CIP Shines at the World Potato Congress
The International Potato Center’s (CIP) presence is being felt at the World Potato Congress (WPC). Not only was Barbara Wells, CIP director general, a keynote speaker at the 9th WPC in Beijing last July, but Peru is poised to host the next congress in 2018. Scientists and industry leaders from all sides of the potato production and processing spectrum attend the congress. More than 800 attendees made the trek to Beijing and a similar number is expected to attend the next congress in Peru.
“We have a tool in the potato to fight hunger and under-nutrition and lift people out of poverty,” Wells said in her speech as she encouraged participants to find synergies between the public and private spheres to provide pro-poor varieties of potatoes and market opportunities to the more than 1 billion people living on less than a dollar a day.
“What is different in 2015 is the playing field for potato has changed,” Wells said. “The world is producing and consuming potatoes more than ever before. The opportunities to provide pro‐poor varieties and technologies where potato already exists are clear.”
Wells challenged attendees to work together to “connect the dots between what you do and these opportunities. No matter what your role in the industry is, there is a place for you to contribute to food security around the world.
The triennial event is organized by the non-profit World Potato Congress (WPC) Inc., which is dedicated to supporting the global growth and development of the potato. The designation of Peru as host country marks the WPC’s first congress on Latin American soil. It will be held in the Peruvian city of Cusco. The former capital of the Incan empire, Cusco lies in a region where people have been growing potatoes for thousands of years.
CIP played an important role in that effort as one of six institutions in a team that convinced the WPC board to choose Peru. CIP researcher Miguel Ordinola, who represented CIP in that process, explained that Peru’s selling points included the fact that it lies within the potato’s center of origin and holds the world’s greatest potato biodiversity, with approximately 3,000 varieties.

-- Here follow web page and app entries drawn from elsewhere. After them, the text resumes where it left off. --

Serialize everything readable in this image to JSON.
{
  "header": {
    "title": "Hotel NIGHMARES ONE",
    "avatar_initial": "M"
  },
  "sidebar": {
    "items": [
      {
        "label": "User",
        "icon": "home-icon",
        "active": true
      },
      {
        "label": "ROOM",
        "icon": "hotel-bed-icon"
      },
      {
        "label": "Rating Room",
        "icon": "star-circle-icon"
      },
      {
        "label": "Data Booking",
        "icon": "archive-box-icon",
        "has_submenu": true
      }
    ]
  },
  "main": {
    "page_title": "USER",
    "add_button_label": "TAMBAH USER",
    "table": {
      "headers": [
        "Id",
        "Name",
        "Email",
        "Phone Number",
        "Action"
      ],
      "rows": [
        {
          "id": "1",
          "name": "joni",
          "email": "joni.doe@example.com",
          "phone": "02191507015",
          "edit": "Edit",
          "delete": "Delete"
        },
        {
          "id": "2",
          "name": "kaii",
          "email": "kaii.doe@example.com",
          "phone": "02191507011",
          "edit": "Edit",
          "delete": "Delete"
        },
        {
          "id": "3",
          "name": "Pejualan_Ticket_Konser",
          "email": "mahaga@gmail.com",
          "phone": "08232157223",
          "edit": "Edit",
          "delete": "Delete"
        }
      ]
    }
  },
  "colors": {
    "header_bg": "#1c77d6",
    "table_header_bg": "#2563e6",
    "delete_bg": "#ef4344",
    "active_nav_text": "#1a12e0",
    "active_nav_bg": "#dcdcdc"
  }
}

“This is an opportunity for Peru to show its potato biodiversity to the world,” he said. “Those native potatoes hold solutions for many of the problems that potato farmers face around the world.”